[About this task]: Within the records below, find each line that holds the string "Días", then copy it.

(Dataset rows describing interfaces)
____

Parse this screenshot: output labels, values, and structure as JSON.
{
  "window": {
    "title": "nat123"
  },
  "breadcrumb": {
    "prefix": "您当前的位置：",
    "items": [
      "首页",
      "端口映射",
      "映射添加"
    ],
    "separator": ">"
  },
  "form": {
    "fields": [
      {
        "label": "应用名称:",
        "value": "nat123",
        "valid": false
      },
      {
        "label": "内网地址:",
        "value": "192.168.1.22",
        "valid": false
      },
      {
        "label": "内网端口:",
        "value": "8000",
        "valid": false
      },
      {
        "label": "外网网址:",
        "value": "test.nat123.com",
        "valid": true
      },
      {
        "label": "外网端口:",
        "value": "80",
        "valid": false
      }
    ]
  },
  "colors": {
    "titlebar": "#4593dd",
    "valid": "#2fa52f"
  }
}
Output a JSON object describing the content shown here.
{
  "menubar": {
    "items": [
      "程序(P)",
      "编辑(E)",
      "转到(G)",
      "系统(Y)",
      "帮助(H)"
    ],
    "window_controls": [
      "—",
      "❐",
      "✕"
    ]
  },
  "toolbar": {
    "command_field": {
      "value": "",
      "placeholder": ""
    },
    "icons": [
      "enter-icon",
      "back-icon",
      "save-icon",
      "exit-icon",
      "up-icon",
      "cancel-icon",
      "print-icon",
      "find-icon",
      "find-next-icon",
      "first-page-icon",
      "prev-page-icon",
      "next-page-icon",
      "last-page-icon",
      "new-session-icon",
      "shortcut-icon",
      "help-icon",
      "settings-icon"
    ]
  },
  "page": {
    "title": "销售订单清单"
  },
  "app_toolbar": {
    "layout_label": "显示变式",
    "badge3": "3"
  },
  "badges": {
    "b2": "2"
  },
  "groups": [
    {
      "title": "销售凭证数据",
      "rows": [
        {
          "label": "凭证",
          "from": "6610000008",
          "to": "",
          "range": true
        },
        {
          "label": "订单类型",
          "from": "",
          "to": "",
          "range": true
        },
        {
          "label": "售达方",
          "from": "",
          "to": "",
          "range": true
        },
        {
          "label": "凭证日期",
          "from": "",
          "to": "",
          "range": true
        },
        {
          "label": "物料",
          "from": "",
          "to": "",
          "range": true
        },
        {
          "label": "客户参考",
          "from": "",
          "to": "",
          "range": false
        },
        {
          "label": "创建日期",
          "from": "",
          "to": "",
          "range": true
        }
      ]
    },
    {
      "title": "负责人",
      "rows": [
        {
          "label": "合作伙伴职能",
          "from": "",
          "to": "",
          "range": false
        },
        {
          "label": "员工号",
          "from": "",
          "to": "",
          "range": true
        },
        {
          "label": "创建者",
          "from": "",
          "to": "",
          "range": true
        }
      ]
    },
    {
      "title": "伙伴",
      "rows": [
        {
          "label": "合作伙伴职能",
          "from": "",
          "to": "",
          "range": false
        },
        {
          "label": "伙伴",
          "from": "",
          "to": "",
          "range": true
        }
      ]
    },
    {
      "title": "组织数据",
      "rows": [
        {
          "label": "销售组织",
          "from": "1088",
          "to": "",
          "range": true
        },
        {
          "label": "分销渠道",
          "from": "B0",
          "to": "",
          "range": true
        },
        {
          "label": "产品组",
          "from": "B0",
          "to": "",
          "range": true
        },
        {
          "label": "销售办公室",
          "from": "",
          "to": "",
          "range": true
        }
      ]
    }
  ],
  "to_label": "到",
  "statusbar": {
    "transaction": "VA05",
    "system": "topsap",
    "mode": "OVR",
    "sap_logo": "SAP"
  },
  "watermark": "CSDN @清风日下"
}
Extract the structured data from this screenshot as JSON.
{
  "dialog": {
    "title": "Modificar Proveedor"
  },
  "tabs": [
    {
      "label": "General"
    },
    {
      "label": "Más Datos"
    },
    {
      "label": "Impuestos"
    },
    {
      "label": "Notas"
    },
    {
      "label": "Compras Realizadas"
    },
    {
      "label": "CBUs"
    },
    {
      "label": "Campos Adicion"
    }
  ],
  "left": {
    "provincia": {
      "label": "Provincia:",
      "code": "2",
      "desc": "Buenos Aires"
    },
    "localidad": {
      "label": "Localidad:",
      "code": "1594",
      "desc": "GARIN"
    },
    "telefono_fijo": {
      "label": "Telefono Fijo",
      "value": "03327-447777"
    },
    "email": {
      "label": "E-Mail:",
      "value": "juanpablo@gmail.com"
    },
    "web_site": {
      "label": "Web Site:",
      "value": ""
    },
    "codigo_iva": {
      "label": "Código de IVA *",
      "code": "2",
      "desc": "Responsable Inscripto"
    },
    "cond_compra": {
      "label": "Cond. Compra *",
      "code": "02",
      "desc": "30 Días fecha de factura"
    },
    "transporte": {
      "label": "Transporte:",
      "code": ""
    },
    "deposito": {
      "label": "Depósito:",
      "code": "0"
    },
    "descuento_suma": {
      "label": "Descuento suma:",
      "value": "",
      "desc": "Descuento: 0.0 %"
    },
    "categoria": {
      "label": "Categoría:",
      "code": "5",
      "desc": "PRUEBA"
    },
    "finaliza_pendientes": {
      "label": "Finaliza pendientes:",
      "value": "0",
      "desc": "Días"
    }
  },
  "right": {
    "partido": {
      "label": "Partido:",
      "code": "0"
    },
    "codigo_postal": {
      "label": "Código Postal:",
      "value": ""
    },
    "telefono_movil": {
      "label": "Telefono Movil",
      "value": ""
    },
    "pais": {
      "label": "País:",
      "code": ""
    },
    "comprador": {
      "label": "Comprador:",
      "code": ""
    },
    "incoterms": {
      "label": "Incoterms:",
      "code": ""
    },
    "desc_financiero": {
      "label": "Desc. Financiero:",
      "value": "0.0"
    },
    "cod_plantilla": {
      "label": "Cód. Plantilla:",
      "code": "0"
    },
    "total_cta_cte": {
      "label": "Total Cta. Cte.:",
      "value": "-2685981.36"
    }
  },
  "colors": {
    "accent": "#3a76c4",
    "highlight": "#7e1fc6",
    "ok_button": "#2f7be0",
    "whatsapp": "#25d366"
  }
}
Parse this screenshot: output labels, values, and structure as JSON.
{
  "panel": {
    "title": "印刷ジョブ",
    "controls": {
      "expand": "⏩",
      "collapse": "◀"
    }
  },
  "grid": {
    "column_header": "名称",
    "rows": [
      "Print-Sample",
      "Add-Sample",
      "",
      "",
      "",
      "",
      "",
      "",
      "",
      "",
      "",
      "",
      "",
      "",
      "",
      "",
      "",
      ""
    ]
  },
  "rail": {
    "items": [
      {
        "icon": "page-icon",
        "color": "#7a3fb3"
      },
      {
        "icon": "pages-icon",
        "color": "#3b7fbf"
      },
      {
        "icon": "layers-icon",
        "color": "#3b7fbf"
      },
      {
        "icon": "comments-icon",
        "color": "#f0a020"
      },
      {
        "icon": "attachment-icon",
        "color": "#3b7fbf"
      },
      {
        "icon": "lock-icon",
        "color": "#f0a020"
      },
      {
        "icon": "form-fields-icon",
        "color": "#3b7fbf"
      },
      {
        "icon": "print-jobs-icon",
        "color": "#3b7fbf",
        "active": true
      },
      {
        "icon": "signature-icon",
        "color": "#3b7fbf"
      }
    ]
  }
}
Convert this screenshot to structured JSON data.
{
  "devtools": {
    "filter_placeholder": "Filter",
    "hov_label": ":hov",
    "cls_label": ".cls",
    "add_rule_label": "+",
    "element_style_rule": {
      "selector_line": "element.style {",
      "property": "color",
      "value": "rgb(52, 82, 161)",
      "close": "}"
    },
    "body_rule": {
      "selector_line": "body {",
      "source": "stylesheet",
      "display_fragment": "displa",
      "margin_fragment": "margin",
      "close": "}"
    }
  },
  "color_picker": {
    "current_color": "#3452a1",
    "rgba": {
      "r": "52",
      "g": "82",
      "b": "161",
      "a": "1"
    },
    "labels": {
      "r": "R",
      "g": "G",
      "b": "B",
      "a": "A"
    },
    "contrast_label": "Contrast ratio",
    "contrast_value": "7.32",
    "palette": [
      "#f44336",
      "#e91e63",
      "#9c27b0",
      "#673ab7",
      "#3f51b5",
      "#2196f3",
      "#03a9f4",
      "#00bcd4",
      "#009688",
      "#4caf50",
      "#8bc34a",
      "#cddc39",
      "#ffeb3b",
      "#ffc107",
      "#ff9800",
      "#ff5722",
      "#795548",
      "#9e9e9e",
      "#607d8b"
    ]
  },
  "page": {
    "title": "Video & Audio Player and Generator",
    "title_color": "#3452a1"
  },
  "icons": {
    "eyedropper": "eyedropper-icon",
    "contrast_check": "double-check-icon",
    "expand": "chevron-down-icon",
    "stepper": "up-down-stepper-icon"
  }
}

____

[Answer below]:
      "desc": "30 Días fecha de factura"
      "desc": "Días"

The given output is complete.